But two thirds of the people we spoke to have taken no action to help protect friends or family. Take up of the Telephone and Mailing Preference Services — both designed to help people block calls from scammers — is low, as are rates of reporting.
That’s why Citizens Advice takes part in the annual Scams Awareness campaign. This is a great opportunity to raise awareness and empower people to take action against these crimes. Together with our partners we have managed to raise a huge amount of awareness of scams across the country and equip thousands of people to protect themselves - and we want to continue to do so all year round.
If you think you or someone you know might be being scammed, here are some things you can do:
- Stop. It’s okay to take a minute to think about what’s happening. It’s easier to spot a scam if you know what to look for. Be careful if:
- Something has come out of the blue or from someone you don’t know.
- It sounds out of the ordinary - like you’ve won the lottery.
- You’re asked to pay for something in advance - especially by bank transfer or gift vouchers.
- You’re being asked for personal information, like your bank details.
- You’re being urged to respond quickly so you don’t get time to think about it or talk to family and friends

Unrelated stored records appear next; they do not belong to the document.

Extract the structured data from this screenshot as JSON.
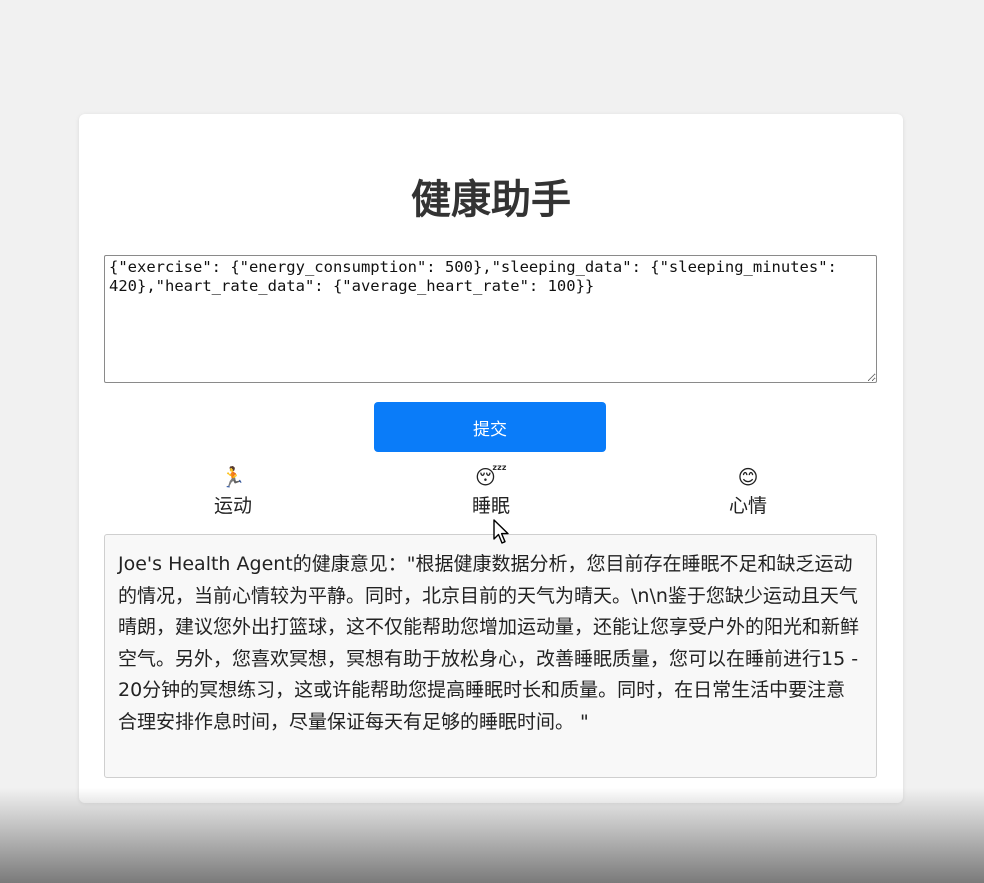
{
  "app": {
    "title": "健康助手"
  },
  "input": {
    "value": "{\"exercise\": {\"energy_consumption\": 500},\"sleeping_data\": {\"sleeping_minutes\": 420},\"heart_rate_data\": {\"average_heart_rate\": 100}}"
  },
  "submit": {
    "label": "提交",
    "color": "#0a7cf9"
  },
  "categories": [
    {
      "icon": "🏃",
      "icon_name": "running-person-icon",
      "label": "运动"
    },
    {
      "icon": "😴",
      "icon_name": "sleeping-face-icon",
      "label": "睡眠"
    },
    {
      "icon": "😊",
      "icon_name": "smiling-face-icon",
      "label": "心情"
    }
  ],
  "result": {
    "text": "Joe's Health Agent的健康意见：\"根据健康数据分析，您目前存在睡眠不足和缺乏运动的情况，当前心情较为平静。同时，北京目前的天气为晴天。\\n\\n鉴于您缺少运动且天气晴朗，建议您外出打篮球，这不仅能帮助您增加运动量，还能让您享受户外的阳光和新鲜空气。另外，您喜欢冥想，冥想有助于放松身心，改善睡眠质量，您可以在睡前进行15 - 20分钟的冥想练习，这或许能帮助您提高睡眠时长和质量。同时，在日常生活中要注意合理安排作息时间，尽量保证每天有足够的睡眠时间。 \""
  }
}
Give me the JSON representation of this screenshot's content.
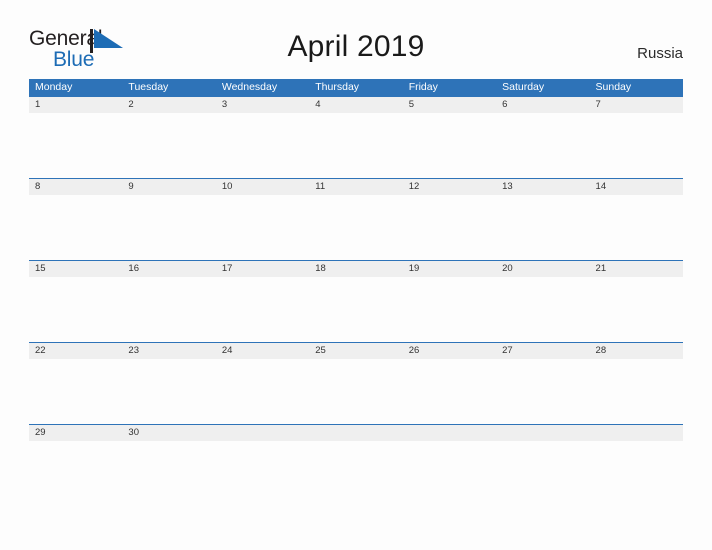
{
  "brand": {
    "line1": "General",
    "line2": "Blue",
    "flag_icon": "flag-triangle-icon",
    "color_text": "#231f20",
    "color_blue": "#1d6cb5"
  },
  "header": {
    "title": "April 2019",
    "country": "Russia"
  },
  "theme": {
    "header_bar": "#2e73b8",
    "band": "#efefef",
    "rule": "#2e73b8",
    "page_bg": "#fdfdfd"
  },
  "calendar": {
    "weekdays": [
      "Monday",
      "Tuesday",
      "Wednesday",
      "Thursday",
      "Friday",
      "Saturday",
      "Sunday"
    ],
    "weeks": [
      [
        "1",
        "2",
        "3",
        "4",
        "5",
        "6",
        "7"
      ],
      [
        "8",
        "9",
        "10",
        "11",
        "12",
        "13",
        "14"
      ],
      [
        "15",
        "16",
        "17",
        "18",
        "19",
        "20",
        "21"
      ],
      [
        "22",
        "23",
        "24",
        "25",
        "26",
        "27",
        "28"
      ],
      [
        "29",
        "30",
        "",
        "",
        "",
        "",
        ""
      ]
    ]
  }
}
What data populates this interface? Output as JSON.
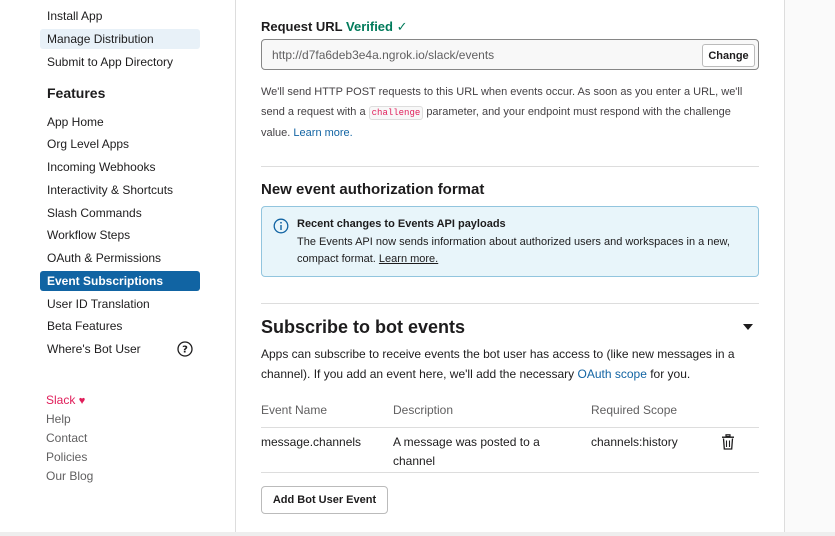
{
  "sidebar": {
    "items_top": [
      {
        "label": "Install App"
      },
      {
        "label": "Manage Distribution"
      },
      {
        "label": "Submit to App Directory"
      }
    ],
    "section_title": "Features",
    "features": [
      {
        "label": "App Home"
      },
      {
        "label": "Org Level Apps"
      },
      {
        "label": "Incoming Webhooks"
      },
      {
        "label": "Interactivity & Shortcuts"
      },
      {
        "label": "Slash Commands"
      },
      {
        "label": "Workflow Steps"
      },
      {
        "label": "OAuth & Permissions"
      },
      {
        "label": "Event Subscriptions"
      },
      {
        "label": "User ID Translation"
      },
      {
        "label": "Beta Features"
      },
      {
        "label": "Where's Bot User"
      }
    ],
    "footer": [
      {
        "label": "Slack"
      },
      {
        "label": "Help"
      },
      {
        "label": "Contact"
      },
      {
        "label": "Policies"
      },
      {
        "label": "Our Blog"
      }
    ]
  },
  "request_url": {
    "label": "Request URL",
    "verified": "Verified",
    "check": "✓",
    "value": "http://d7fa6deb3e4a.ngrok.io/slack/events",
    "change_button": "Change",
    "desc_part1": "We'll send HTTP POST requests to this URL when events occur. As soon as you enter a URL, we'll send a request with a",
    "code": "challenge",
    "desc_part2": "parameter, and your endpoint must respond with the challenge value.",
    "learn_more": "Learn more."
  },
  "auth_format": {
    "heading": "New event authorization format",
    "info_title": "Recent changes to Events API payloads",
    "info_body": "The Events API now sends information about authorized users and workspaces in a new, compact format.",
    "info_link": "Learn more."
  },
  "bot_events": {
    "heading": "Subscribe to bot events",
    "desc_part1": "Apps can subscribe to receive events the bot user has access to (like new messages in a channel). If you add an event here, we'll add the necessary",
    "oauth_link": "OAuth scope",
    "desc_part2": "for you.",
    "columns": [
      "Event Name",
      "Description",
      "Required Scope"
    ],
    "rows": [
      {
        "event": "message.channels",
        "description": "A message was posted to a channel",
        "scope": "channels:history"
      }
    ],
    "add_button": "Add Bot User Event"
  },
  "colors": {
    "active": "#1164a3",
    "link": "#1264a3",
    "verified": "#007a5a",
    "slack_heart": "#e01e5a"
  }
}
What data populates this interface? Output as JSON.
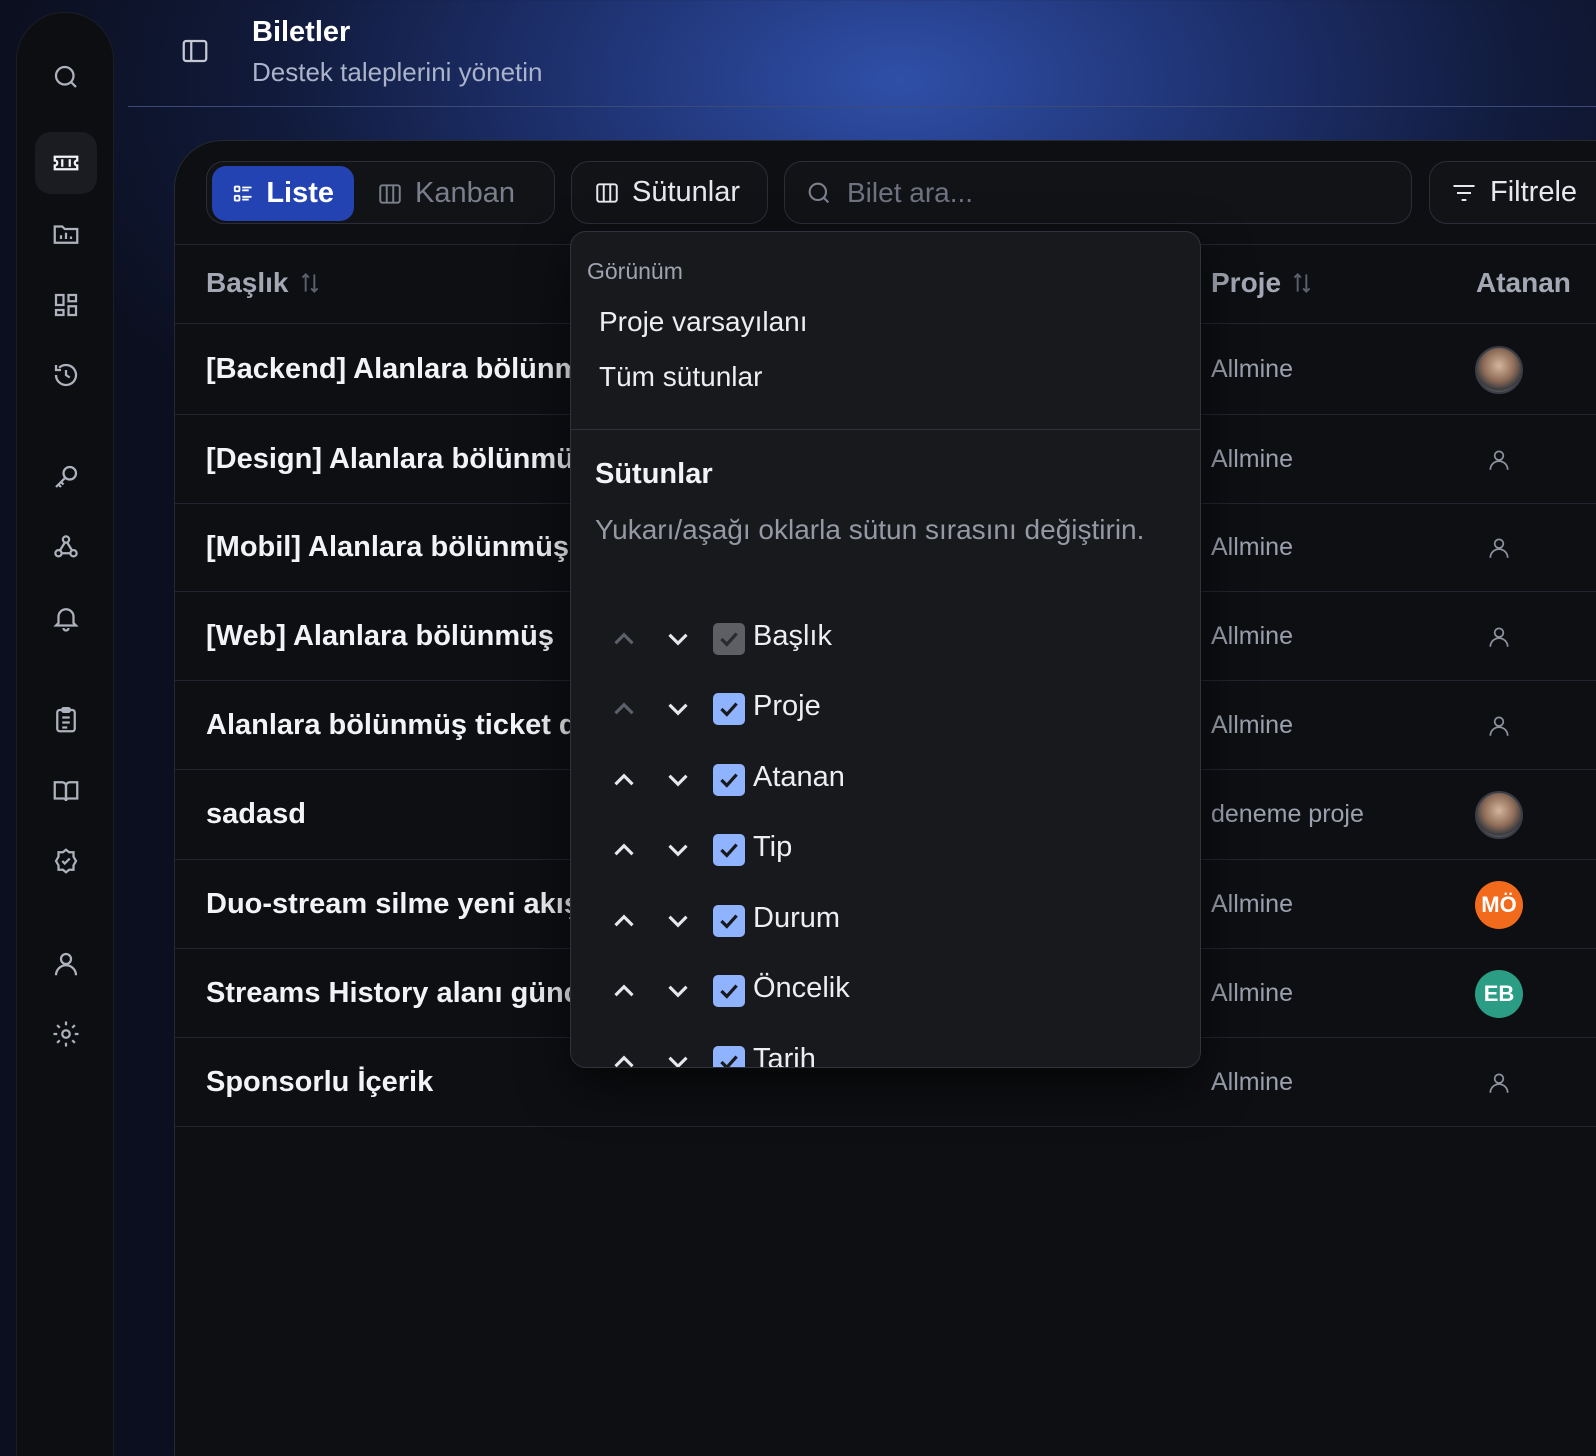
{
  "header": {
    "title": "Biletler",
    "subtitle": "Destek taleplerini yönetin"
  },
  "rail": {
    "items": [
      "search-icon",
      "ticket-icon",
      "folder-chart-icon",
      "dashboard-icon",
      "history-icon",
      "key-icon",
      "webhook-icon",
      "bell-icon",
      "clipboard-icon",
      "book-icon",
      "badge-icon",
      "user-icon",
      "settings-icon"
    ],
    "active": "ticket-icon"
  },
  "toolbar": {
    "list_label": "Liste",
    "kanban_label": "Kanban",
    "columns_label": "Sütunlar",
    "search_placeholder": "Bilet ara...",
    "filter_label": "Filtrele"
  },
  "table": {
    "columns": {
      "title": "Başlık",
      "project": "Proje",
      "assignee": "Atanan"
    },
    "rows": [
      {
        "title": "[Backend] Alanlara bölünmüş",
        "project": "Allmine",
        "assignee": "photo"
      },
      {
        "title": "[Design] Alanlara bölünmüş",
        "project": "Allmine",
        "assignee": "none"
      },
      {
        "title": "[Mobil] Alanlara bölünmüş",
        "project": "Allmine",
        "assignee": "none"
      },
      {
        "title": "[Web] Alanlara bölünmüş",
        "project": "Allmine",
        "assignee": "none"
      },
      {
        "title": "Alanlara bölünmüş ticket d",
        "project": "Allmine",
        "assignee": "none"
      },
      {
        "title": "sadasd",
        "project": "deneme proje",
        "assignee": "photo"
      },
      {
        "title": "Duo-stream silme yeni akış",
        "project": "Allmine",
        "assignee": "MÖ"
      },
      {
        "title": "Streams History alanı günc",
        "project": "Allmine",
        "assignee": "EB"
      },
      {
        "title": "Sponsorlu İçerik",
        "project": "Allmine",
        "assignee": "none"
      }
    ]
  },
  "columns_menu": {
    "view_label": "Görünüm",
    "view_options": [
      "Proje varsayılanı",
      "Tüm sütunlar"
    ],
    "heading": "Sütunlar",
    "hint": "Yukarı/aşağı oklarla sütun sırasını değiştirin.",
    "columns": [
      {
        "label": "Başlık",
        "checked": true,
        "locked": true
      },
      {
        "label": "Proje",
        "checked": true,
        "locked": false
      },
      {
        "label": "Atanan",
        "checked": true,
        "locked": false
      },
      {
        "label": "Tip",
        "checked": true,
        "locked": false
      },
      {
        "label": "Durum",
        "checked": true,
        "locked": false
      },
      {
        "label": "Öncelik",
        "checked": true,
        "locked": false
      },
      {
        "label": "Tarih",
        "checked": true,
        "locked": false
      }
    ]
  },
  "colors": {
    "accent": "#2443b3",
    "checkbox": "#8fb3ff",
    "avatar_mo": "#f26a1b",
    "avatar_eb": "#2a9d84"
  }
}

- You’re asked to phone an expensive number.
If you think someone might be trying to scam you or someone you know, take the time to get advice. You can contact the Citizens Advice consumer service for help with what to do next.
Reporting is an essential part of preventing friends and loved ones from being targeted and stopping scams happening in future.
3. Talk. Older victims are often afraid to tell anyone they’ve been scammed, particularly if they are worried family and friends might think they are unable to cope and remove their financial independence.
This stigma is stopping people from speaking out and getting the support they need. Citizens Advice Bristol found that peer-led support empowered victims to talk about what they had experienced. Group members built up confidence around scams, and more importantly, they found friends in which they could confide.
At Citizens Advice, we want everyone to be scam aware. So if you think you or someone you know is being scammed make sure you stop, report and talk.
Alex Smith is a Senior Campaigns and Public Affairs Officer at Citizens Advice.
Have you been affected by any of these issues?
If you have been affected by any of the issues described in this blog, or simply need someone to reach out to, you can contact the Citizens Advice consumer helpline on 03454 04 05 06, Monday to Friday between 9 am and 5 pm.
The views and opinions expressed in this article are those of the author and do not necessarily reflect the policy or position of Independent Age.